Ericsson will provide its Connected Urban Transport solution for the City of Dallas’ Advanced Traffic Management System to monitor, manage, and maintain systems and performance and share data.
Ericsson has announced that it will provide the technology behind a smart cities traffic solution currently being implemented in Dallas, Texas.
The solution is designed to ease traffic congestion by the use of an interface to automate and facilitate systems monitoring, performance monitoring, management, and maintenance, with the ability to share data across cities and countries.
Ericsson began implementing the Advanced Traffic Management System (ATMS) using its Connected Urban Transport solution in the City of Dallas at the end of last year, with the system to be operational by 2020.
“The Connected Urban Transport solution will give the City of Dallas and adjacent cities the ability to aggregate and analyses diverse, real-time data from traffic sensors and cameras to dynamically control traffic lights, school flashers, and message signs,” Ericsson explained.

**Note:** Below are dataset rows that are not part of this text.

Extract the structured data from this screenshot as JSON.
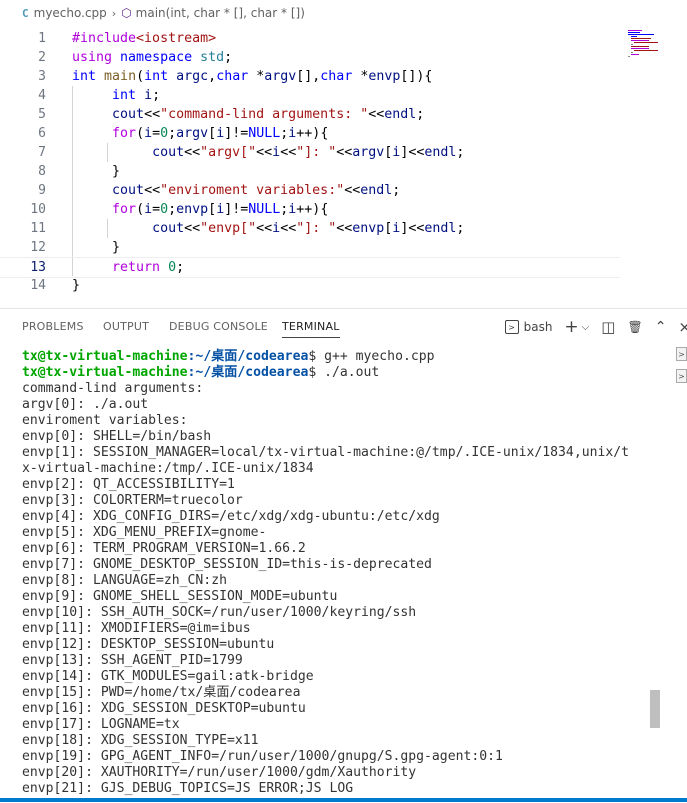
{
  "breadcrumb": {
    "file_icon": "C",
    "file": "myecho.cpp",
    "separator": "›",
    "symbol_icon": "⬡",
    "symbol": "main(int, char * [], char * [])"
  },
  "editor": {
    "active_line": 13,
    "lines": [
      {
        "n": "1"
      },
      {
        "n": "2"
      },
      {
        "n": "3"
      },
      {
        "n": "4"
      },
      {
        "n": "5"
      },
      {
        "n": "6"
      },
      {
        "n": "7"
      },
      {
        "n": "8"
      },
      {
        "n": "9"
      },
      {
        "n": "10"
      },
      {
        "n": "11"
      },
      {
        "n": "12"
      },
      {
        "n": "13"
      },
      {
        "n": "14"
      }
    ],
    "tokens": {
      "l1_pp": "#include",
      "l1_hdr": "<iostream>",
      "l2_using": "using",
      "l2_ns": "namespace",
      "l2_std": "std",
      "l2_end": ";",
      "l3_int": "int",
      "l3_main": "main",
      "l3_p1": "(",
      "l3_int2": "int",
      "l3_argc": "argc",
      "l3_c1": ",",
      "l3_char": "char",
      "l3_star": " *",
      "l3_argv": "argv",
      "l3_br": "[],",
      "l3_char2": "char",
      "l3_star2": " *",
      "l3_envp": "envp",
      "l3_end": "[]){",
      "l4_int": "int",
      "l4_i": "i",
      "l4_end": ";",
      "l5_cout": "cout",
      "l5_op": "<<",
      "l5_str": "\"command-lind arguments: \"",
      "l5_op2": "<<",
      "l5_endl": "endl",
      "l5_end": ";",
      "l6_for": "for",
      "l6_p": "(",
      "l6_i": "i",
      "l6_eq": "=",
      "l6_zero": "0",
      "l6_sc": ";",
      "l6_argv": "argv",
      "l6_b1": "[",
      "l6_i2": "i",
      "l6_b2": "]!=",
      "l6_null": "NULL",
      "l6_sc2": ";",
      "l6_i3": "i",
      "l6_end": "++){",
      "l7_cout": "cout",
      "l7_op": "<<",
      "l7_s1": "\"argv[\"",
      "l7_op2": "<<",
      "l7_i": "i",
      "l7_op3": "<<",
      "l7_s2": "\"]: \"",
      "l7_op4": "<<",
      "l7_argv": "argv",
      "l7_b1": "[",
      "l7_i2": "i",
      "l7_b2": "]",
      "l7_op5": "<<",
      "l7_endl": "endl",
      "l7_end": ";",
      "l8_close": "}",
      "l9_cout": "cout",
      "l9_op": "<<",
      "l9_str": "\"enviroment variables:\"",
      "l9_op2": "<<",
      "l9_endl": "endl",
      "l9_end": ";",
      "l10_for": "for",
      "l10_p": "(",
      "l10_i": "i",
      "l10_eq": "=",
      "l10_zero": "0",
      "l10_sc": ";",
      "l10_envp": "envp",
      "l10_b1": "[",
      "l10_i2": "i",
      "l10_b2": "]!=",
      "l10_null": "NULL",
      "l10_sc2": ";",
      "l10_i3": "i",
      "l10_end": "++){",
      "l11_cout": "cout",
      "l11_op": "<<",
      "l11_s1": "\"envp[\"",
      "l11_op2": "<<",
      "l11_i": "i",
      "l11_op3": "<<",
      "l11_s2": "\"]: \"",
      "l11_op4": "<<",
      "l11_envp": "envp",
      "l11_b1": "[",
      "l11_i2": "i",
      "l11_b2": "]",
      "l11_op5": "<<",
      "l11_endl": "endl",
      "l11_end": ";",
      "l12_close": "}",
      "l13_return": "return",
      "l13_zero": "0",
      "l13_end": ";",
      "l14_close": "}"
    }
  },
  "panel": {
    "tabs": [
      "PROBLEMS",
      "OUTPUT",
      "DEBUG CONSOLE",
      "TERMINAL"
    ],
    "active_tab": "TERMINAL",
    "shell_label": "bash",
    "shell_icon": ">",
    "add_icon": "+",
    "dropdown_icon": "⌵",
    "split_icon": "◫",
    "trash_icon": "🗑",
    "maximize_icon": "⌃",
    "close_icon": "×"
  },
  "terminal": {
    "prompt_user": "tx@tx-virtual-machine",
    "prompt_path": ":~/桌面/codearea",
    "prompt_symbol": "$",
    "commands": [
      " g++ myecho.cpp",
      " ./a.out"
    ],
    "output": [
      "command-lind arguments:",
      "argv[0]: ./a.out",
      "enviroment variables:",
      "envp[0]: SHELL=/bin/bash",
      "envp[1]: SESSION_MANAGER=local/tx-virtual-machine:@/tmp/.ICE-unix/1834,unix/t",
      "x-virtual-machine:/tmp/.ICE-unix/1834",
      "envp[2]: QT_ACCESSIBILITY=1",
      "envp[3]: COLORTERM=truecolor",
      "envp[4]: XDG_CONFIG_DIRS=/etc/xdg/xdg-ubuntu:/etc/xdg",
      "envp[5]: XDG_MENU_PREFIX=gnome-",
      "envp[6]: TERM_PROGRAM_VERSION=1.66.2",
      "envp[7]: GNOME_DESKTOP_SESSION_ID=this-is-deprecated",
      "envp[8]: LANGUAGE=zh_CN:zh",
      "envp[9]: GNOME_SHELL_SESSION_MODE=ubuntu",
      "envp[10]: SSH_AUTH_SOCK=/run/user/1000/keyring/ssh",
      "envp[11]: XMODIFIERS=@im=ibus",
      "envp[12]: DESKTOP_SESSION=ubuntu",
      "envp[13]: SSH_AGENT_PID=1799",
      "envp[14]: GTK_MODULES=gail:atk-bridge",
      "envp[15]: PWD=/home/tx/桌面/codearea",
      "envp[16]: XDG_SESSION_DESKTOP=ubuntu",
      "envp[17]: LOGNAME=tx",
      "envp[18]: XDG_SESSION_TYPE=x11",
      "envp[19]: GPG_AGENT_INFO=/run/user/1000/gnupg/S.gpg-agent:0:1",
      "envp[20]: XAUTHORITY=/run/user/1000/gdm/Xauthority",
      "envp[21]: GJS_DEBUG_TOPICS=JS ERROR;JS LOG"
    ],
    "side_tab_icon": ">"
  }
}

“The solution will allow the City of Dallas to expand its knowledge about traffic issues and assist with operational decision making to improve traffic flow.”
The system includes a so-called secured ecosystem for sharing data and system services with organizations including transport service providers and travelers; a dashboard with central overview of all systems statuses; KPIs for monitoring and tracking the city’s goals and the performance required by suppliers’ contracts; and automation whereby systems can trigger or notify other systems.
Ericsson has similarly been working with the City of Las Vegas on smart city applications, in July completing a series of narrowband Internet of Things (NB-IoT) connectivity live network tests in partnership with T-Mobile.
One of the primary aims of creating a smart Las Vegas is to improve congestion at major intersections for vehicles, pedestrians, and bicycles, City of Las Vegas CIO Michael Sherwood said last year, which will involve using the data collected to reroute vehicles, improve the efficiency of traffic lights, and increase public safety.
“Using IoT technology now, we’re able to look at the intersection in ways we’ve never looked at it before, using assets we already own. We own streetlights, we own these signal interchanges,” he said.
“We’re actually able to use the analytics now to look at the intersection at night and see that you’re the only car there, so instead of the timer-basis that we use today … now the camera technology can look at that and make changes.”
Rival global networking companies have similarly been pushing into smart cities technology, including Huawei’s Intelligent Operation Centre announced at the end of last year; Cisco’s $1 billion smart cities program; and Nokia’s smart cities framework.
Ericsson has largely been focused on enterprise IoT and working with telecommunications carriers globally on rolling out IoT networks and creating open IoT platforms for enterprise customers.
The networking giant unveiled a suite of network services for “massive Internet of Things” (IoT) applications in July last year, saying it “packages a broad range of radio network services together to enable operators to smoothly introduce Internet of Things applications on their networks” and works across both Cat-M1 and narrowband IoT (NB-IoT) networks.
The suite designs and optimizes massive heterogeneous IoT networks, and enables the scenario assessment, network modelling, development, developmental appraisal, deployment, operation, and management of mass amounts of connections through Ericsson’s Support Services offering.
“There will be 18 billion connected IoT devices in 2022; this massive uptake requires a different approach to network planning, design, operations, and capabilities than traditional mobile broadband networks,” Ericsson’s head of Business Area Managed Services Peter Laurin said at the time.